PubSense Summit™

Emerging Authors. Emerging Avenues.

March 22-24, 2015

Register Now>'

The Two Most Important Intellectual Property Considerations When Publishing

Brent-SausserOur thanks to attorney and PubSense Summit faculty member Brent Sausser for this insightful post. Brent is a trademark/copyright attorney and founding member of The Law Firm of Sausser & Spurr, LLC.  Brent’s practice focuses on copyright and trademark law.  He founded The Law Firm of Sausser & Spurr, LLC, along with co-founder Alex Spurr, upon the principle that attorney assistance should be simple, straightforward, and affordable. 

Within his practice, Brent works with entrepreneurs, artists, and authors in an effort to protect their intellectual property. Brett will present on “Legal Matters: The Least You Need to Know to Protect Your Rights” at the 2015 PubSense Summit!

We often have clients who inquire about the intellectual property considerations prior to publishing their work. The two most important questions you need to ask are, “Do I need to protect my work of authorship with a copyright, and do I need to protect my work with a trademark, or both?”

First, to distinguish the two, a copyright is the exclusive ownership of and the right to make use of, for a limited period of time, artistic works that are fixed in a tangible medium. For example, lets say you tell a story to someone about a quest for a buried treasure. The story itself, if told aloud, is not copyrightable. However, if it is written or your voice is recorded, the text or recording represents an enforceable copyright.

Next, a trademark is any name, symbol, figure, letter, word, or mark adopted and used to distinguish products or services from the ones manufactured or sold by other third parties. Authors often ask whether they can trademark their title, and the answer is, it depends. I’ll explain:

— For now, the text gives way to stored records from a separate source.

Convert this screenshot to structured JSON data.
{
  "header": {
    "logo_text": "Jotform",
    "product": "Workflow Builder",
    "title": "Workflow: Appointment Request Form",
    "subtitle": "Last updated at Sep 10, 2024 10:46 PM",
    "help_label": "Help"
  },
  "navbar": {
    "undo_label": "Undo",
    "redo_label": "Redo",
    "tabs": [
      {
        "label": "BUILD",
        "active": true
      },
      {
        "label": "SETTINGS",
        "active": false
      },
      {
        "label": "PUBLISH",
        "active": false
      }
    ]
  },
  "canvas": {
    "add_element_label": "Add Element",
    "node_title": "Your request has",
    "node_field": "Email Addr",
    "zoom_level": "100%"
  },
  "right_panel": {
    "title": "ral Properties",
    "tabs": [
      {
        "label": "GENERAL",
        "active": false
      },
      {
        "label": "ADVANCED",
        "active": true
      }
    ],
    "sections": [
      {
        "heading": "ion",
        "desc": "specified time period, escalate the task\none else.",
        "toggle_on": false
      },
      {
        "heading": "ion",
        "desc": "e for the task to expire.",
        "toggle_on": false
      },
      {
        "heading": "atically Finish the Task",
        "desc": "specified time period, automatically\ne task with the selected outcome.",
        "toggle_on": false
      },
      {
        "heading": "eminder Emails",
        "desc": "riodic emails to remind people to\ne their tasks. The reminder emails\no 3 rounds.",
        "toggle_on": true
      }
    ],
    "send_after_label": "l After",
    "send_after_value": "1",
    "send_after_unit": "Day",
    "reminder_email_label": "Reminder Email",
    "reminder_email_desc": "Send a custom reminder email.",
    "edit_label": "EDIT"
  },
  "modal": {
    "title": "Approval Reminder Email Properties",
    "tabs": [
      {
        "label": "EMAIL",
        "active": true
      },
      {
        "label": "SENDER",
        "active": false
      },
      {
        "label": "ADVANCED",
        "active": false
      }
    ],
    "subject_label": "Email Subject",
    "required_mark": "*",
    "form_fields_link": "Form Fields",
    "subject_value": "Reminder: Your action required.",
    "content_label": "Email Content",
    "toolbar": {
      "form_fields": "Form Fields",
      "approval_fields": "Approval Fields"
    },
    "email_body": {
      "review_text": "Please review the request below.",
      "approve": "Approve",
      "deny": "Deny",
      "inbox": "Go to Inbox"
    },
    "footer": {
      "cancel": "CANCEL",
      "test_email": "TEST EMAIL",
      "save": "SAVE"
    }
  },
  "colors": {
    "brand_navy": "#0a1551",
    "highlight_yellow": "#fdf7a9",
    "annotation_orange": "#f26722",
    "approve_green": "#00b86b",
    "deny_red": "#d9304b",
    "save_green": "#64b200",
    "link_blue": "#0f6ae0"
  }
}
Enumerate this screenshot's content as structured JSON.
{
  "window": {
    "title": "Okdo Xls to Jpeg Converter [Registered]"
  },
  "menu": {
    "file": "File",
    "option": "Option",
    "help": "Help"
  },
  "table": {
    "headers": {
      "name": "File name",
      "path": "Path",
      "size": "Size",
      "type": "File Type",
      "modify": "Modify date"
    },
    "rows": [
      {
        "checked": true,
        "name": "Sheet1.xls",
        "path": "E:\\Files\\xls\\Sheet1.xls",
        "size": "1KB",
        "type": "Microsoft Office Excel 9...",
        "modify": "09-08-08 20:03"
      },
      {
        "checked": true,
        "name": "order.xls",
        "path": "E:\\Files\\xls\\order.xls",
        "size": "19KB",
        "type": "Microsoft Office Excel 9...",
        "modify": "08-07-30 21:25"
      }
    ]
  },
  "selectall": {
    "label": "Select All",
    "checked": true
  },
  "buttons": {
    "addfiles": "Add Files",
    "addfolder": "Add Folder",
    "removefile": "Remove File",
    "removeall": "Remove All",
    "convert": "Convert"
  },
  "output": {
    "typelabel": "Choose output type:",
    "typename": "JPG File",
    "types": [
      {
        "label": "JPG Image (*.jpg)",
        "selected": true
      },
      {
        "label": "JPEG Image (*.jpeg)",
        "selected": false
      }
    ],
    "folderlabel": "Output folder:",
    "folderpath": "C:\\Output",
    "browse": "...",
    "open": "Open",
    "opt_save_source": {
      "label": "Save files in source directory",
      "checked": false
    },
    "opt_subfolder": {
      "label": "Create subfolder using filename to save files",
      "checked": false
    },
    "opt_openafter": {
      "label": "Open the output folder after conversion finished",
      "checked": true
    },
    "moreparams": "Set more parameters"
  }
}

Lets start with a copyright. You don’t need to file for a copyright registration in order to obtain copyright. Copyright protection attaches to a work once it’s embodied in a tangible medium. Therefore, once the pen goes to paper you have a copyright in that work. However, you cannot enforce your copyright against others in court until you obtain registration with the U.S. Copyright Office. In addition, if you file for a copyright registration within three months of publication, you’ll obtain the right to statutory damages, which can be up to $150,000 per infringement.

The first question, should you obtain copyright registration? Yes, if you want to be entitled to statutory damages, if you want to have the ability to take legal action against infringers, if you want a legal presumption of ownership, or you want the ability to prevent the importation of infringing works through the U.S. Customs and Border Protection service. Otherwise, if you don’t file, while you already have copyright ownership in the work, if the work is later challenged, your ownership may need to be supported by other evidence.


As to the second question, should you obtain a trademark registration? Maybe. A title of a work is not entitled to trademark protection, unless, it is part of a series or it is associated with some good or service. For example, if you write one book titled, “The Knights Templar Treasure of Oak Island,” you would not be entitled to trademark protection for the title. However, if you wrote a series of books titled, “Modern Treasure of Oak Island,” “Modern Treasure of Atlantis,” “Modern Treasure of Charleston, South Carolina,” then you would be able to obtain a trademark for MODERN TREASURE for a series of books. Furthermore, if you sold goods, such as jewels, under either the character names or the title of the book, you would also be able to obtain a trademark registration.

When publishing, you should consider what intellectual property rights you’ll need to protect via registration. You can learn this information and more during the “Legal Matters: The Least You Need to Know to Protect Your Rights” session of the PubSense Summit. We hope to see you there!

This blog post is for general information purposes alone. The information in the post should not be construed as legal advice. It is not intended to create and does not create an attorney-client relationship. Thank you!

Posted January 16, 2015 in: About PubSense Summit, Faculty Insights by PubSense

  1. Thanks for this article. I never thought about the trademark issue. there are so many things to consider in today’s world of publishing.

    Tara Powers, January 17, 2015 at 7:57 pm
  2. Thanks for this article. I never thought about the trademark issue. There are so many things to consider in today’s world of publishing.

    Tara Powers, January 17, 2015 at 8:07 pm
    • Thanks, Tara! We look forward to seeing you at the PubSense Summit – we’ve got some phenom new sessions and faculty – getting excited!

      PubSense, January 17, 2015 at 11:04 pm